I have been working steadily through Heaney’s poetry in order of publication and this collection builds very comfortably on his previous work. His use of language is exquisite, especially when describing everyday situations, as in his description of a bricklayer at work in the poem 'Damsen'. Over and over, the slur, the scrape and mix
As he trowelled and retrowelled and laid down
Courses of glum mortar. Then the bricks
Jiggled and settled, tocked and tapped in line.
As long as he writes like this, I am content to read volume after volume of his work, even if it were restricted to the utterly mundane and ordinary.

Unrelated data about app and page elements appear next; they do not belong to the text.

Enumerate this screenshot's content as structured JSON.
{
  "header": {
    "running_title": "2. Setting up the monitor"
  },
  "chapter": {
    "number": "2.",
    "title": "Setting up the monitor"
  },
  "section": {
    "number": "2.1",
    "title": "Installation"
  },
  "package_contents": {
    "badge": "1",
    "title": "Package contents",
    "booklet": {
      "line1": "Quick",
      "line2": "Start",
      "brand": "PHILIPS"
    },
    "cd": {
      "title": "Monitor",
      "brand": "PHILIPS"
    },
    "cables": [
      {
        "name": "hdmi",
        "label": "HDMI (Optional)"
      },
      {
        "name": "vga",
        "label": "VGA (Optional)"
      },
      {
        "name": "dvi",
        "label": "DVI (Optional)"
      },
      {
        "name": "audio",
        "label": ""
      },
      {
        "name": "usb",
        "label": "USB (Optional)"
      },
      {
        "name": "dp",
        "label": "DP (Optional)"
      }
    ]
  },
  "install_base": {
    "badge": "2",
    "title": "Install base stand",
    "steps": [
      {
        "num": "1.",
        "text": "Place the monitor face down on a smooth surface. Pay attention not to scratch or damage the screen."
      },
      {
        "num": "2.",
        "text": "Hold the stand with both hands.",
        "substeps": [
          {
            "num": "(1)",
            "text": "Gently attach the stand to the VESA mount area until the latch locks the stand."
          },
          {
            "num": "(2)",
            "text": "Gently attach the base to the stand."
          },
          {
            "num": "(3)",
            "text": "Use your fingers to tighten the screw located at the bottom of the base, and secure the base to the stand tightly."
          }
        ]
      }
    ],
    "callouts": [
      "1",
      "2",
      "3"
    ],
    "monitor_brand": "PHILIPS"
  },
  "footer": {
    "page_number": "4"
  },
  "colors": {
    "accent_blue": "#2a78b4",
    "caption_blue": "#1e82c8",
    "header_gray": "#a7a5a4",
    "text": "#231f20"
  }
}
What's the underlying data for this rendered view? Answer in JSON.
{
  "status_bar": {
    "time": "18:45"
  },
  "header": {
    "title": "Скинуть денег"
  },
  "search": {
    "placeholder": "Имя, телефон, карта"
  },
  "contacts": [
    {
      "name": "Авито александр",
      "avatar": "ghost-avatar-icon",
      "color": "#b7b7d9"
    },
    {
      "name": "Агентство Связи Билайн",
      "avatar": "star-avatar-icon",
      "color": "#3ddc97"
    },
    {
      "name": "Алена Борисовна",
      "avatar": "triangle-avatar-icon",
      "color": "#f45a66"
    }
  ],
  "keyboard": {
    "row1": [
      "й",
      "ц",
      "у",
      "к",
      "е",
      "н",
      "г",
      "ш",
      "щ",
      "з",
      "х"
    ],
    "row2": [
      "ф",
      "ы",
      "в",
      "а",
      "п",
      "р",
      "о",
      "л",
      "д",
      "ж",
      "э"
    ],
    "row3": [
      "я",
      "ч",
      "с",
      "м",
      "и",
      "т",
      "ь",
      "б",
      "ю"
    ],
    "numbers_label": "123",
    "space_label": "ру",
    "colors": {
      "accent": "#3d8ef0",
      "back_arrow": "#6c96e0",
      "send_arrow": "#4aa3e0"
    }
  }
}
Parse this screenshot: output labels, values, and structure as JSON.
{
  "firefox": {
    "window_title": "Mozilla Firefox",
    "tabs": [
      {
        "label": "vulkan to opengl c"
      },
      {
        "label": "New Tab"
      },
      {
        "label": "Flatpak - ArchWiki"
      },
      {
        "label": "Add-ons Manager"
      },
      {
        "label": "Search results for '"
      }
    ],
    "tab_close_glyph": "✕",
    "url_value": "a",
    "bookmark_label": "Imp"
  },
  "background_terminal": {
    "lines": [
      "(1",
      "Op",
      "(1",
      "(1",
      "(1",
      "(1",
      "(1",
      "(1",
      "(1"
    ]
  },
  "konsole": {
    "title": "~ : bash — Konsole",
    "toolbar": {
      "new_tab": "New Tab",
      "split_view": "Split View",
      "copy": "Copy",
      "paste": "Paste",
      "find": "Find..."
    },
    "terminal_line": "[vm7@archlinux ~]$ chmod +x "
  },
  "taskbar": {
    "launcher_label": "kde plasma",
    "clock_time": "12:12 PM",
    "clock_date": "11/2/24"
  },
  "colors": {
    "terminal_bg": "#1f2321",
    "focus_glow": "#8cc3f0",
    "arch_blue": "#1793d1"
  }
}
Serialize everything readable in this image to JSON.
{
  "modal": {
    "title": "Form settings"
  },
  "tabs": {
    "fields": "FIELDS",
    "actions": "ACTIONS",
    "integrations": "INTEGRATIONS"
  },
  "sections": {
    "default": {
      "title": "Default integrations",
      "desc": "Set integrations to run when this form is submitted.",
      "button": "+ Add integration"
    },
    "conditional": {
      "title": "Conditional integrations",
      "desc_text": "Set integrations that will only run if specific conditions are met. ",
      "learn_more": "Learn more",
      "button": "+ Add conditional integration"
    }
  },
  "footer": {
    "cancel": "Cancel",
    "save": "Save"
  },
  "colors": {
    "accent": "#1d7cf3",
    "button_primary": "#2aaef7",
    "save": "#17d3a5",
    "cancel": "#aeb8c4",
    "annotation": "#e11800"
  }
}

In fact, the material is quite diverse, including ‘Mycenae Lookout’, a poem sequence that deals with aspects of the ancient Greek’s war against Troy.
‘Keeping Going’, a tribute to the steady and cheerful persistence of his brother as a farmer in a small community, would work as a reference to Heaney’s departure from this pleasant but perhaps restricted environment to be a teacher and poet, in the way that Patrick Kavanagh for example wrote of his need to leave farming for poetry, but jarringly this poem suddenly incorporates the drive-by shooting of a young acquaintance, targeted as an army reservist, giving a quite different sense to the quiet determination of his brother to simply keep going. But you cannot make the dead walk or right wrong.
I see you at the end of your tether sometimes,
In the milking parlour, ...
The poem ‘Two Lorries’ employs a beautiful and whimsical account of a coal delivery to his mother, as a startling contrast to the use of a lorry loaded with explosives to “blow the bus station to dust and ashes.”
It would be possible to read through these two poems without being distracted from the generally benign tone of the collection, because there is no change of pace to signal the intrusion of sectarian violence into his rural scenes, and it is hard to determine the nature of his political commitment, other than the refusal to experience these atrocities in sectarian or ideological terms. It as though Heaney wishes – or feels obliged - to acknowledge the presence of this violence without being drawn into its frame on any level beyond the personal.
As in earlier collections, his silence is in fact very telling and I think appropriate. Nevertheless, these two poems in particular would be useful reading for those presently concerned with the UK’s Brexit negotiations and considering the risks of any return to the same political violence. It can become so banal, so unremarkable, which ought to terrify us.